Every generation, new technologies revolutionize our economy and our way of life – and regulations follow shortly after. This happened with factories, with cars, with televisions – and many of these regulations, like child labor laws and seatbelts, were absolutely necessary. But regulation is a double-edged sword. For instance, excessive regulation in the financial and healthcare industries has made both more expensive and less efficient.
This year, some lawmakers are hoping to drastically change how the internet is regulated. They have their sights set on Section 230 of the Communications Decency Act, called CDA 230 for short.
Section 230 could be the most important law ever written about the internet. Without it, we probably would not have seen a world wide web populated with user content. That’s everything from comments, to social media posts, to dating apps.
CDA 230 states that internet companies aren’t liable for what users say and do on their platforms, so long as the companies act responsibly to restrict illegal content. It strikes an important balance between holding internet companies accountable while also protecting the First Amendment rights of users. In other words, if you or I post something on social media, we — not the social media company — are responsible for the consequences of that post. This balance paved the way for the explosion of tech innovation these last two decades.

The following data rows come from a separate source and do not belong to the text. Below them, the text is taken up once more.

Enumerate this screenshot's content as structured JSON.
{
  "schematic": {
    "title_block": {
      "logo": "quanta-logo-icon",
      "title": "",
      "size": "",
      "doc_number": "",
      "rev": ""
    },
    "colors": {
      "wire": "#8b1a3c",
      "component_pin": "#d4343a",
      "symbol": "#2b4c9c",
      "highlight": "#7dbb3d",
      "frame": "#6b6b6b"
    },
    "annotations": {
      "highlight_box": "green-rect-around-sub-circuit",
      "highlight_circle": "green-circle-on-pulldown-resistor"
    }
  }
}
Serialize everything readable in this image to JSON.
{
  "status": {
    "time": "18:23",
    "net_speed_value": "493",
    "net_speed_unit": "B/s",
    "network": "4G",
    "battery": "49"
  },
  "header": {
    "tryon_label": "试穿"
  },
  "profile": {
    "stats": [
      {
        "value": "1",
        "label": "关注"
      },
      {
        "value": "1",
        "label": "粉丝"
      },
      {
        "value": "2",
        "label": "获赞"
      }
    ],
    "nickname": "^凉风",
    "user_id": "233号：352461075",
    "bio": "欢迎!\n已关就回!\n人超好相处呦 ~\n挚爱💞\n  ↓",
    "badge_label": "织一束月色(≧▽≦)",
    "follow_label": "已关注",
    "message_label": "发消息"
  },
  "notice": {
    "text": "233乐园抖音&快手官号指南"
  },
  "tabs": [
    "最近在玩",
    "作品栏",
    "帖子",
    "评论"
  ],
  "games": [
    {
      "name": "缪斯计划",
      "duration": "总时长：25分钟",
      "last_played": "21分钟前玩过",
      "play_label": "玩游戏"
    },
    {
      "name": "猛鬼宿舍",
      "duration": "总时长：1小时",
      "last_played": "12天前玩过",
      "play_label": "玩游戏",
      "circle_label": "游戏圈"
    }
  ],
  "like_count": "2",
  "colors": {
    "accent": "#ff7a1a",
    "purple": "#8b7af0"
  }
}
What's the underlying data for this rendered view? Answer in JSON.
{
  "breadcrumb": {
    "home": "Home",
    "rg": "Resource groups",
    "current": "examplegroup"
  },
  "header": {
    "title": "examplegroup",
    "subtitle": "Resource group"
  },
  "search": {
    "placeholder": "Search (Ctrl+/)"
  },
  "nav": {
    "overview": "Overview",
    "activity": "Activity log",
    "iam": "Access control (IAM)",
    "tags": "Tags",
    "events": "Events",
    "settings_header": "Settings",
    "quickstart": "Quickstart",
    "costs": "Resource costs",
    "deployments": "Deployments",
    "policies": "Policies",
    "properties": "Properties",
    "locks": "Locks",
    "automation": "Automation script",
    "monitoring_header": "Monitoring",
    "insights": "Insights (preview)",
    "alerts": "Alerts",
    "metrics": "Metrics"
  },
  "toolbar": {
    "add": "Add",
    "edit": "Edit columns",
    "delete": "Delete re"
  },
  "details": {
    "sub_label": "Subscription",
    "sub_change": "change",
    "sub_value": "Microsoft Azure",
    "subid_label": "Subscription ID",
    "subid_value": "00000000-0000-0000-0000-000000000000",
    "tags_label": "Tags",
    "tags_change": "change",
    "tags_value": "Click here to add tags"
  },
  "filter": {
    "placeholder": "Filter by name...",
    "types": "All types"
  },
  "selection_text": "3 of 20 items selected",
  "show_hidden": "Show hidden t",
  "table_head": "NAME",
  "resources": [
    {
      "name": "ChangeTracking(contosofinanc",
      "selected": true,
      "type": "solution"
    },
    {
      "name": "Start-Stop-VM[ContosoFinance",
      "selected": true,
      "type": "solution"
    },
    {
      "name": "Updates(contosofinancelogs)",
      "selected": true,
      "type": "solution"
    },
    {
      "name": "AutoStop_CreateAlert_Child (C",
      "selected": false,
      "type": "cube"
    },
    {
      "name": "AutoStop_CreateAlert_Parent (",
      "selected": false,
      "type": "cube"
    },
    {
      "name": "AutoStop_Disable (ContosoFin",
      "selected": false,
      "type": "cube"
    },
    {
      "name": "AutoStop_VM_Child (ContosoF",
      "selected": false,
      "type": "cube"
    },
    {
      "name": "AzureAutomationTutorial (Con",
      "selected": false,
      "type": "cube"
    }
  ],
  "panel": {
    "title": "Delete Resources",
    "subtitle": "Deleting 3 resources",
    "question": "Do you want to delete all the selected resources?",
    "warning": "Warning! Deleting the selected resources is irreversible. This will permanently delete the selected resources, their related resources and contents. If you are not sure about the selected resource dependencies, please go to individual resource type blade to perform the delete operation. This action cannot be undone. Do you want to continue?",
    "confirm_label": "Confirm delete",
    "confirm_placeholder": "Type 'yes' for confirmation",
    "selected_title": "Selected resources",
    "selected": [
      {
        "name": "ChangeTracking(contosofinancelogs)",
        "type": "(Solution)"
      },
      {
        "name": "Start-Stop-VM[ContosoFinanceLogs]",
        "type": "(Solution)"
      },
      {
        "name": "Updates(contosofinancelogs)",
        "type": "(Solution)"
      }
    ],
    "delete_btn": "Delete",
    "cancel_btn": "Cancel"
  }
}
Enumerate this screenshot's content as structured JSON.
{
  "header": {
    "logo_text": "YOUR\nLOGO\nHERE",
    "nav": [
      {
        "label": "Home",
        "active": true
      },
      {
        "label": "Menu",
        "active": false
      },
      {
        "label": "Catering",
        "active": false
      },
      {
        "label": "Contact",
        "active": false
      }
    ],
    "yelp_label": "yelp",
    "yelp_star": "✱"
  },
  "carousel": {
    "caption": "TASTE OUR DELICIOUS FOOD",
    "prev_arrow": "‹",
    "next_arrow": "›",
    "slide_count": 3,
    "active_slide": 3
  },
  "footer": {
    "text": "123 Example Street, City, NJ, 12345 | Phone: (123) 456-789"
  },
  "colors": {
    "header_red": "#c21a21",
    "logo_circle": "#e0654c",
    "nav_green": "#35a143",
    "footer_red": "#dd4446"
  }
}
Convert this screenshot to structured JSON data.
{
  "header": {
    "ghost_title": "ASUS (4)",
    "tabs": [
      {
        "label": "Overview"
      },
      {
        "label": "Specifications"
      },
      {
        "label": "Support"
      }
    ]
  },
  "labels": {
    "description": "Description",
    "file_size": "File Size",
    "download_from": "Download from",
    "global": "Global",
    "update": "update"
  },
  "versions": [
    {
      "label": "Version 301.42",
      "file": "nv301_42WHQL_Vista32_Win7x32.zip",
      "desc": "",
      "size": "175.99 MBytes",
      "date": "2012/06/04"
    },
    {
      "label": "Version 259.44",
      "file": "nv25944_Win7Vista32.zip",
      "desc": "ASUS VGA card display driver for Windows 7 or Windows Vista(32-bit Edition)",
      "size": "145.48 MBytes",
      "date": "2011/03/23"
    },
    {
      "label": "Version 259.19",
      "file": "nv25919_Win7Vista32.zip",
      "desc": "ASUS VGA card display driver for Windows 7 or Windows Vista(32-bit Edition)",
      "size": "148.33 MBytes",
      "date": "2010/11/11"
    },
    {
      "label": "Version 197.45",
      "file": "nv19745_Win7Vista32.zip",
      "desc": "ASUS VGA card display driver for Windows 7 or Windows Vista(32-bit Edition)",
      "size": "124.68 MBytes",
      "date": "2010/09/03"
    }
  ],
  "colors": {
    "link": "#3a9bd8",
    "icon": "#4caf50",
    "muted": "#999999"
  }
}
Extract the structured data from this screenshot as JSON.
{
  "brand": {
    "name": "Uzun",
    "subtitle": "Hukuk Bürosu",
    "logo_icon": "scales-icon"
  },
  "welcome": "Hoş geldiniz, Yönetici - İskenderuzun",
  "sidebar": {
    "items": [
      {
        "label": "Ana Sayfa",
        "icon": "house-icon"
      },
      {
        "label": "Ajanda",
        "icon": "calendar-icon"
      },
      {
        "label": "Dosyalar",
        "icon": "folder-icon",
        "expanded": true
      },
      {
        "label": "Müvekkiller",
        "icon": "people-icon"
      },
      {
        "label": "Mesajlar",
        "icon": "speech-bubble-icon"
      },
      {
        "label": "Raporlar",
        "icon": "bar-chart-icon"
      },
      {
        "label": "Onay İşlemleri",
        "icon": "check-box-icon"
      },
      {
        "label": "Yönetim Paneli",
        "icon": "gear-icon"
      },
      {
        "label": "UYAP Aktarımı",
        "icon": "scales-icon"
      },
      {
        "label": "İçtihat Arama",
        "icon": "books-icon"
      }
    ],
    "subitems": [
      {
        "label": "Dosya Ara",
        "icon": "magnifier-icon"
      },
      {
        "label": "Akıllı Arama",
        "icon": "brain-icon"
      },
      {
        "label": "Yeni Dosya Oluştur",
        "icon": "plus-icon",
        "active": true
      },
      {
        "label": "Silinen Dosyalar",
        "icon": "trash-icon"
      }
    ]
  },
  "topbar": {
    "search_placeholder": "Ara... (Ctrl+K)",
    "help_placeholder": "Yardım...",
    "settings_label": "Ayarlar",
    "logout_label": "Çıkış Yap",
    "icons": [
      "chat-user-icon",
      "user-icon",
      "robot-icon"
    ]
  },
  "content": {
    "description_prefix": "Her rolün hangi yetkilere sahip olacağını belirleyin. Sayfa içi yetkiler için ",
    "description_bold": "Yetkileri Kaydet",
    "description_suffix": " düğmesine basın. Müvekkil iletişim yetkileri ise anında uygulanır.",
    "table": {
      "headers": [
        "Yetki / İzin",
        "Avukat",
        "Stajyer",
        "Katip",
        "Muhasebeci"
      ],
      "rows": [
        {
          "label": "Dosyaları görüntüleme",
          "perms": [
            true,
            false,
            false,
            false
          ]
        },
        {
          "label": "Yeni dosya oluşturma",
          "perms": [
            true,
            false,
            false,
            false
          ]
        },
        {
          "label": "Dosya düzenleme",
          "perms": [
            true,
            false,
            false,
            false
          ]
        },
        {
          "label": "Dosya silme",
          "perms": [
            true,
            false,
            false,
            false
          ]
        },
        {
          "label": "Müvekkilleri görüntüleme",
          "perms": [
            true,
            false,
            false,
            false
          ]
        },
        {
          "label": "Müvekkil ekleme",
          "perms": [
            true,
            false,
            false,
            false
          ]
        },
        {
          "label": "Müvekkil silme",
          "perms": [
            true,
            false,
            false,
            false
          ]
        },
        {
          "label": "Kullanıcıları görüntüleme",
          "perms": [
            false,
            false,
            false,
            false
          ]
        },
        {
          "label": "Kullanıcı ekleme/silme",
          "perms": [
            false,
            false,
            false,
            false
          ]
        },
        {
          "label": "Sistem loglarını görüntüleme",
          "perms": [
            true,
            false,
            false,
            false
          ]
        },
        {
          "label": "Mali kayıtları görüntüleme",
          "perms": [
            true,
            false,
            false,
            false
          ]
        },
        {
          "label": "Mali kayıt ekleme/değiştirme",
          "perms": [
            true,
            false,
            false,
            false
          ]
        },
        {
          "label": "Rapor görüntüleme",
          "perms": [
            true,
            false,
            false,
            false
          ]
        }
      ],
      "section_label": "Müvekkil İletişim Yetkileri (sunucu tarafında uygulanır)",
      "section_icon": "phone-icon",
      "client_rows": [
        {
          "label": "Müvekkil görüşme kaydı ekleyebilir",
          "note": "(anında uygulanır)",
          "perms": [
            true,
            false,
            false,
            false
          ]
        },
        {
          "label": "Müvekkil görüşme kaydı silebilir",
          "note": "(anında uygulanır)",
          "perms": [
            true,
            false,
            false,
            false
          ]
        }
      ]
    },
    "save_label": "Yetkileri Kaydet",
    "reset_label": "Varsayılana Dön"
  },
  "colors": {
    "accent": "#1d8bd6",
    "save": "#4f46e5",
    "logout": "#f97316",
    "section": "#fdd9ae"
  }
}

Yet critics claim that Section 230 gives internet companies the legal ability to restrict speech. Most recently, Missouri Senator Josh Hawley said Congress should amend the law to provide “more speech.”
But altering or eliminating Section 230 would have the opposite effect. If internet companies could be sued for everything said on their platforms, then they would have no choice but to crack down on speech to avoid frivolous lawsuits. Alternatively, they would have to allow all speech protected by the First Amendment — which unfortunately includes things like hate speech.
And Section 230 protections go far beyond speech. Taking them away could stifle future tech innovation and hurt the economy. Think about it: entrepreneurs might be less enthusiastic about starting a new tech company if they knew they could be sued by every troll from every corner of the internet. And that liability increases, in lock-step with the size of your company. More posts equals more people who can sue you.
Dampening tech startup momentum up would be terrible for the economy. According to CompTIA’s yearly Cyberstates report, the tech industry employs over 11.5 million people nationwide, and has an output of $1.6 trillion, representing over nine percent of the overall economy.
Those jobs aren’t just in Silicon Valley. According to the same report, over 203,000 Missourians are employed in tech jobs, contributing $20 billion to the state economy. Not only that, Missouri is becoming something of a hot spot for tech startups in the region.
We should be passing legislation to empower entrepreneurship, not scare it away.
To make matters worse, it’s not just the tech industry that would bear the brunt if Section 230 protections are eliminated. All businesses, from larger companies to mom-and-pops on Main Street, rely on the internet for things like marketing, sales, and operations. If online ads goes away, expensive billboards become the next, best option for many small businesses.
According to the Small Business Administration, the Show-Me State had over 523,000 small businesses employing 1.1 million people in 2018.
Many small businesses operate on the slimmest of margins; if Congress damages one of their best tools – a free and open internet – many businesses could face closure.
As Congress starts debating internet regulation, protecting small businesses, job creation and economic growth should be top priorities. Senator Josh Hawley has fought to change tech regulations since his days as our Attorney General, but his proposal to weaken Section 230 is not the change we need and could end up doing more harm.
Missourians should let Senator Hawley and all of our representatives in Congress know that any regulation of the internet and data collection should stand on the side of free speech and small businesses in Missouri, not big government regulators.
Karan Pujji is an entrepreneur, and former candidate for State Representative from St. Louis.